“I hate living here!” was carved into my bed. I would sit on the floor and stare at it for hours. We had just moved and I had to leave behind all the friends and the memories I had made.
It was the end of my sixth grade year and I was just about to go into seventh grade. I found it hard to adjust to new surroundings and I wasn’t ready to start fresh. I was nervous, confused and angry. Since the move my mom and I had been arguing.
The situation between us didn’t get any better over the next few months, and instead of carving into my bed I was carving into myself. My mom eventually saw the cuts and said she was concerned about my wellbeing and scared I might do something worse. My mom told me I was going to see a counselor to help me understand why I felt the way I did and to stop the cutting. “I’m not crazy!” I would yell. I would think to myself, “If I can’t help myself, what makes them think they can?”
I had never been to a counselor before so I didn’t know what to expect.
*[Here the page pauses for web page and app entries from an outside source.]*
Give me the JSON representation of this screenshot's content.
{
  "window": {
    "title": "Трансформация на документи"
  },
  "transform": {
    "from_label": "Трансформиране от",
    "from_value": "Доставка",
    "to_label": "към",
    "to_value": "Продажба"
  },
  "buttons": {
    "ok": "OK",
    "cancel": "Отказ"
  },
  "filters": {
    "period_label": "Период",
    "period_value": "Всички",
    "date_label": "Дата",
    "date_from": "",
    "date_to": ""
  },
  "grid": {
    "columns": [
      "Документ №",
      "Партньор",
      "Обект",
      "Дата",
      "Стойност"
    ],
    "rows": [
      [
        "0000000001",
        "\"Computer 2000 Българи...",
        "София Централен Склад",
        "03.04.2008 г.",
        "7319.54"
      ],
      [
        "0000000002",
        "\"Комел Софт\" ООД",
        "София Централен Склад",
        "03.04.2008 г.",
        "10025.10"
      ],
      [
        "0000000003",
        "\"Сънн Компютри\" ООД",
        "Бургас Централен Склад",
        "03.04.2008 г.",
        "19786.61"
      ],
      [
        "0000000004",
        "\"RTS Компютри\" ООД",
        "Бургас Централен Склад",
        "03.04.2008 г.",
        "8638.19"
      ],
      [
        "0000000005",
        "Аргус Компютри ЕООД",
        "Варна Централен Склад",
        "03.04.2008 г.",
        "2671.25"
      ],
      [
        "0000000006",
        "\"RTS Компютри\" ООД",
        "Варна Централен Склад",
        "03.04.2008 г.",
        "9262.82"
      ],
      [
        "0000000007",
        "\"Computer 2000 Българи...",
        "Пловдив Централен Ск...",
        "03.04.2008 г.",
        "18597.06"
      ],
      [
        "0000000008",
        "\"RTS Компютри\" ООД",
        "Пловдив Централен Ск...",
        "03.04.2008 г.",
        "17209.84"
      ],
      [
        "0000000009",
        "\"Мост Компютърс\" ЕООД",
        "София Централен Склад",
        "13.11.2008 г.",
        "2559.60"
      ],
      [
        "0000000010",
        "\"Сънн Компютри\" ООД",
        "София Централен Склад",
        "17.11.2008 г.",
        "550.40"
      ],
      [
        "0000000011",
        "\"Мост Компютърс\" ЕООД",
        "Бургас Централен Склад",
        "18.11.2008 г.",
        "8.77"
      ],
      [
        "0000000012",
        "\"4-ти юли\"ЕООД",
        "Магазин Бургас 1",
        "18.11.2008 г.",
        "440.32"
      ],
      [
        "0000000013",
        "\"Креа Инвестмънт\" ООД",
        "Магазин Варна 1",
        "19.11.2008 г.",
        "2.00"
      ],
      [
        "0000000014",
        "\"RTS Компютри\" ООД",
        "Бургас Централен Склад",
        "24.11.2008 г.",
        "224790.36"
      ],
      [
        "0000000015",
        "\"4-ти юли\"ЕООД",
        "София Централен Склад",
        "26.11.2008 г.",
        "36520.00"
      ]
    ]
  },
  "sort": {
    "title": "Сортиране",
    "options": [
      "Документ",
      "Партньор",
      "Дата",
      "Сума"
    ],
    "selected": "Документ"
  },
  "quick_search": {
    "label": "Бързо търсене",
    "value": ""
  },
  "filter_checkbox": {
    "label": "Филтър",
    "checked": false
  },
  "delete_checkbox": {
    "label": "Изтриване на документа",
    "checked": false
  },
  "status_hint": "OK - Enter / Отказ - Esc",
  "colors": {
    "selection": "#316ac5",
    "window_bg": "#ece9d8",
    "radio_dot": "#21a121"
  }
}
It felt nice to just have someone to talk to about whatever was bothering me.
I started to feel relieved. I told my counselor after seeing her for two sessions a week for about two months that I felt better emotionally and that I felt like I didn’t need her guidance anymore. My home life had improved with my mom and I wasn’t cutting any longer. My dad had just gotten out of jail after 12 years and was granted visitation to see me. I was so excited. I was starting to feel optimistic again about things.
Just when I thought things were getting better, it all came crashing down. My dad started acting strange and distant towards me. I got fed up with it and decided he shouldn’t be in my life anymore so I cut all ties. Shortly after, I found out that he was on drugs and got locked up again. I haven’t heard from him since.
After that, my mom noticed a dramatic change in how I was behaving. I was moody. I didn’t want to go to school. I got in trouble more often. I slept all weekend and ate all day. I was some kind of lethargic hog monster. My mom said she had noticed signs of depression because she’s battled depression herself and was familiar with the symptoms. She wanted me to go to a doctor so that they could fully diagnose me and I could start on medication.
The doctor prescribed me a light dosage of antidepressants to see how I reacted. I noticed that after about two weeks of taking the medication every day, I was happier and more energetic. I had the endurance to do stuff and walk down the street with my hair done. I felt good and taking the meds everyday wasn’t as big of a challenge as I thought.
I felt happy again. It was like the sun was always shining down on me. I began to think that my problem was solved. I believed I was cured from the darkness that hovered over me for so long.
I decided to stop taking my medication. I didn’t tell my mom. I just said “yes” every time she asked me if I had dosed. I wasn’t aware that I had to keep taking them even after I felt better. In the following weeks, I started to notice the sunshine was fading away.
Now it was partly cloudy. I could feel myself becoming lazy and uninterested. My mom and I drifted apart because she was so focused on a custody battle over my little brother. With my mom being distracted, there was no one to notice how I was starting to change. I morphed into another person. I was a walking human shell. It wasn’t until the end of my sophomore that I realized how big of a hole I had dug myself into.
I started with my medication again, but this time, once I started to feel better, I kept taking them. I began to feel lighter than the darkness I was cast under. I felt like I had finally come out from the deep, twisted burrow I was shoved in.
I remember going through my depression but never understanding what it was fully. Depression is a common but serious illness that can interfere with daily life and normal functioning. Depression is painful for both the people dealing with it and those that care for them.
Today, I still struggle with my depression. My current treatment is taking antidepressants, and they keep me in check. I used to think that I would never be happy again or live a normal life, but now I can say I am doing what I once saw as unthinkable. I now know that I can still be happy and live life without this keeping me back.
This story originally appeared in We’Ced Youth Magazine. It has been edited for length.
Photo: some rights reserved CrazyFast